For one person it may be a coffee and a moment of quiet before seeing the first patient of the day. For another, it could be a pre-work run or a lunch with friends.
How people relax and recuperate within their daily routine varies hugely, but the importance of prioritising balance – whatever form that may take – has been repeatedly emphasised by studies illustrating the high impact of stress on UK workplaces.
The Office for National Statistics reports that mental health issues, including stress-related conditions, accounted for 15 million days of sickness absence in 2017.
Within optometry specifically, research conducted by the AOP on health and wellbeing in 2016 revealed that 14% of optometrists rated their workplace stress levels as either nine or 10 out of 10.
To showcase the diverse ways that optometrists take care of their mental and physical wellbeing, OT spoke with practitioners, Dr Martin Smith and Sheena Shah, about staying healthy at work.
“I have always done it on the basis that no weather is bad, there is only inappropriate clothing”
When most people picture their happy place, it would not be biking 17.5 miles to work along a snow-covered disused railway track.
But that is exactly what optometrist and practice director Dr Martin Smith did when the ‘Beast from the East’ brought arctic conditions to much of the UK in March last year.
Inclement weather is no barrier to his daily pedal-powered commute, which takes about an hour each way.
“I have always done it on the basis that no weather is bad, there is only inappropriate clothing,” Dr Smith said.
“There have been times when I have managed to ride the roughly 17.5 miles in on my bike only to discover that not a single patient has made it in because of the weather,” he added.
Dr Smith shared that the route he takes to work is traffic-free and is a good way of preparing for his working day.
“It is lovely to have an hour to get yourself built up in the morning and calm down in the evening. Generally exercise is a really good way of getting your head back in order,” he observed.
As well as bookending his working day with physical activity, Dr Smith makes an effort to move regularly while on the job.
He prefers to use an automated refractor head to reduce the time that he spends stooped over while on the job and has invested in a quality chair.
A focus on wellbeing within the workplace extends to his practice staff.
“Both physical and mental health are very important. Having a policy where staff can discuss their problems openly is helpful,” he said.
Prioritising a healthy working environment makes sense from a business perspective, Dr Smith observed.
“If you are getting people who are coming in tired and not really up to it, they are not then going to provide great customer service,” he highlighted.
“As an optometrist, if you are not on the ball, you might miss something,” Dr Smith added.
Mindfulness at work
Optometrist Sheena Tanna-Shah began practising mindfulness two years ago and now teaches the relaxation technique in three primary schools.
Ms Tanna-Shah told OT that she began practising mindfulness as a way of alleviating the anxiety that she experienced for much of her life.
She emphasised that most people think of optometrists as confident people because of their interaction with the public.

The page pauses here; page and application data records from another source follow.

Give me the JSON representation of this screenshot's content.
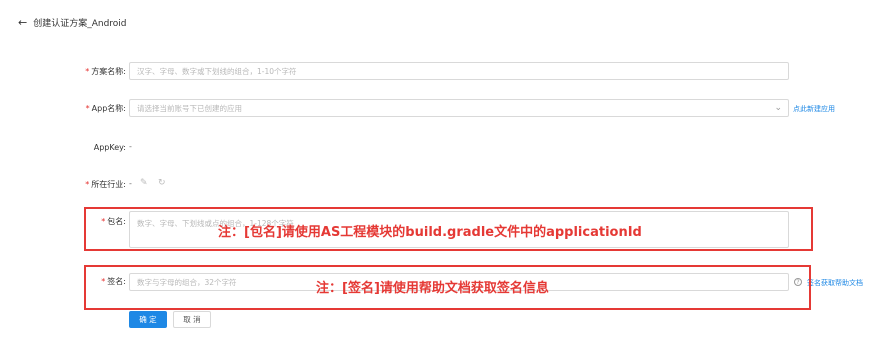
{
  "header": {
    "title": "创建认证方案_Android",
    "back_icon": "arrow-left-icon"
  },
  "form": {
    "scheme_name": {
      "required": "*",
      "label": "方案名称:",
      "placeholder": "汉字、字母、数字或下划线的组合，1-10个字符"
    },
    "app_name": {
      "required": "*",
      "label": "App名称:",
      "placeholder": "请选择当前账号下已创建的应用",
      "link": "点此新建应用"
    },
    "appkey": {
      "label": "AppKey:",
      "value": "-"
    },
    "industry": {
      "required": "*",
      "label": "所在行业:",
      "value": "-"
    },
    "package_name": {
      "required": "*",
      "label": "包名:",
      "placeholder": "数字、字母、下划线或点的组合，1-128个字符"
    },
    "signature": {
      "required": "*",
      "label": "签名:",
      "placeholder": "数字与字母的组合，32个字符",
      "help_link": "签名获取帮助文档",
      "help_icon_text": "?"
    }
  },
  "annotations": {
    "package": "注：[包名]请使用AS工程模块的build.gradle文件中的applicationId",
    "signature": "注：[签名]请使用帮助文档获取签名信息"
  },
  "buttons": {
    "confirm": "确 定",
    "cancel": "取 消"
  },
  "colors": {
    "accent": "#1e88e5",
    "required": "#e5302e",
    "annotation": "#e53935"
  }
}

“I thought I was the only one going through this; who felt lonely, insecure and had all this anxiety. When I spoke to other people, I realised there were others who were going through the same sort of thing,” Ms Tanna-Shah highlighted.

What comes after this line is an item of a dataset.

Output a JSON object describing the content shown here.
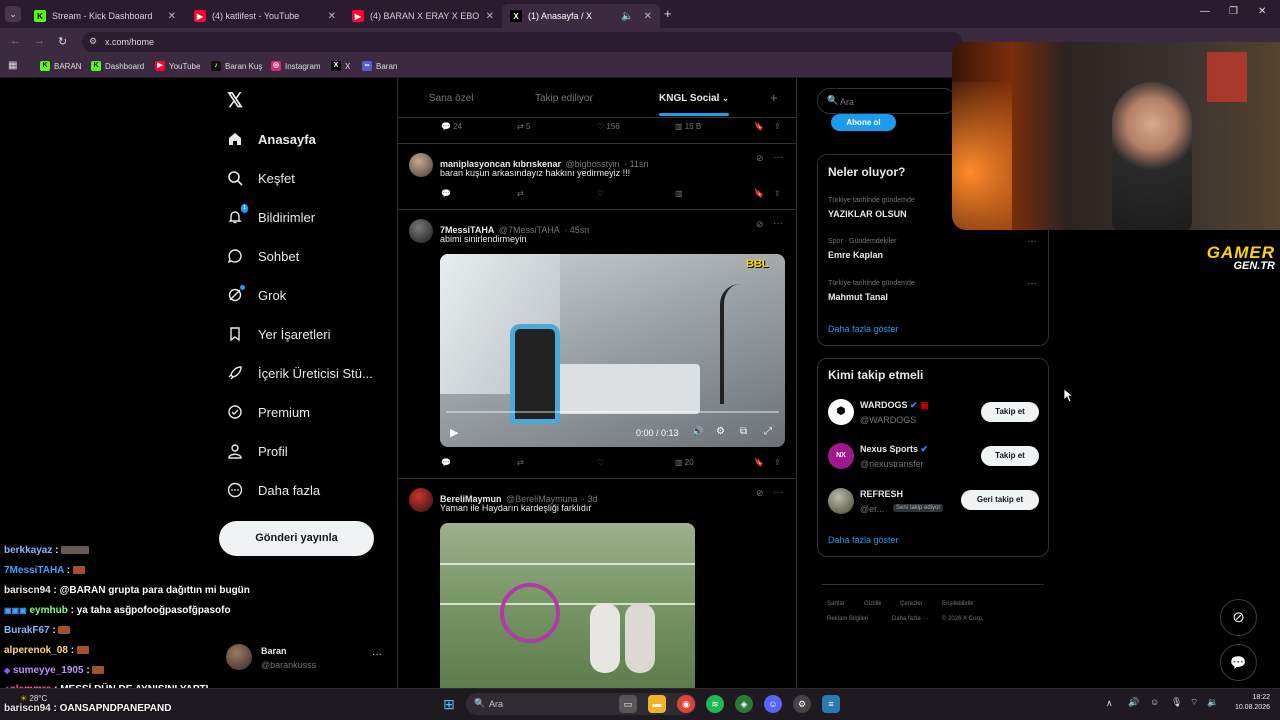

After finding that mindfulness affected her own life in a positive way, Ms Tanna-Shah completed a mindfulness module and began doing sessions for 10-year-olds at her daughter’s school just before their exams.

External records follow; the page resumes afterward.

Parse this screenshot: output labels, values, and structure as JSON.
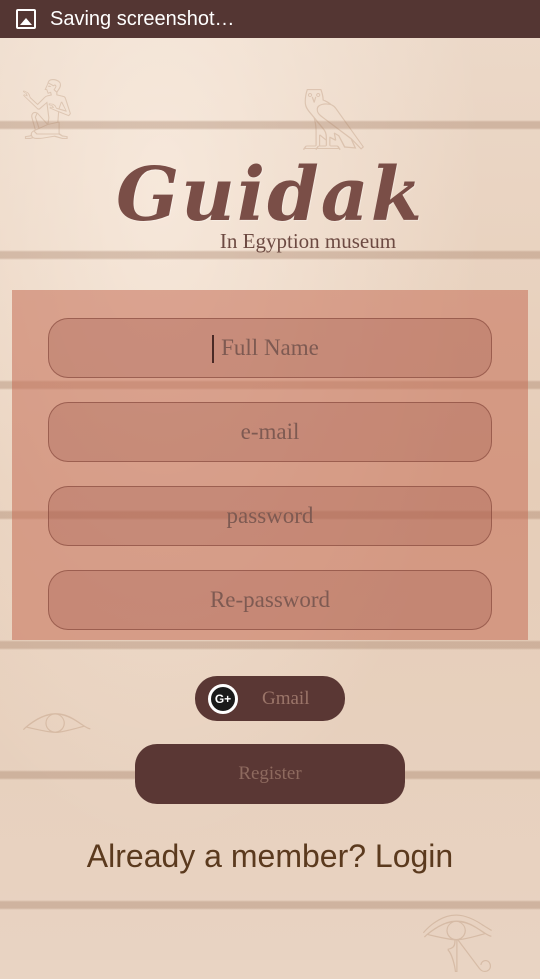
{
  "status_bar": {
    "icon": "image-icon",
    "text": "Saving screenshot…"
  },
  "logo": {
    "title": "Guidak",
    "subtitle": "In Egyption museum"
  },
  "form": {
    "full_name_placeholder": "Full Name",
    "email_placeholder": "e-mail",
    "password_placeholder": "password",
    "repassword_placeholder": "Re-password"
  },
  "gmail_button": {
    "icon": "google-plus-icon",
    "icon_glyph": "G+",
    "label": "Gmail"
  },
  "register_button": {
    "label": "Register"
  },
  "login_link": {
    "label": "Already a member? Login"
  },
  "colors": {
    "status_bar": "#543633",
    "panel": "#c46e55",
    "button": "#5a3734",
    "logo": "#7a4e47",
    "login_text": "#5b3a1e"
  }
}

“The key part of mindfulness is not to think about yesterday or tomorrow but to focus on the present moment”
The sessions involve different activities such as deep breathing, talking about one good thing that has happened to each person during the week and using a sounding bowl to practise meditation.
“You tap the bowl to hear a beautiful vibrating sound and you focus on that until it stops,” Ms Tanna-Shah explained.
“The key part of mindfulness is not to think about yesterday or tomorrow but to focus on the present moment,” she added.
After the sessions proved popular at her daughter’s school, Ms Tanna-Shah began taking classes at two other schools and running sessions for parents.
When asked how she applies mindfulness in her work, Ms Tanna-Shah said that for her it comes down to her daily interactions with patients and colleagues.
“I started practising mindfulness in terms of focusing on that patient as an individual and really engaging in talking with them,” she highlighted.
“My husband, who is also an optometrist, is very bubbly and he was doing that all the time. He seemed to be really enjoying his job so I took a leaf out of his book,” Ms Tanna-Shah said.
As well as teaching mindfulness, Ms Tanna-Shah enjoys inventing healthier versions of classic sweet treats such as Snickers and Bounty bars.
She makes handmade chocolates, brownies and energy balls, while her most popular treat is a peanut butter cheesecake. The treats that she bakes are vegan and sugar-free.
“I love taking the kids to the supermarket and asking them what they want to try. I let them pick the recipe and then we do it together,” she shared.
“The whole process is therapeutic,” Ms Tanna-Shah added.
Image credit: Images of Dr Martin Smith taken by Will Amlott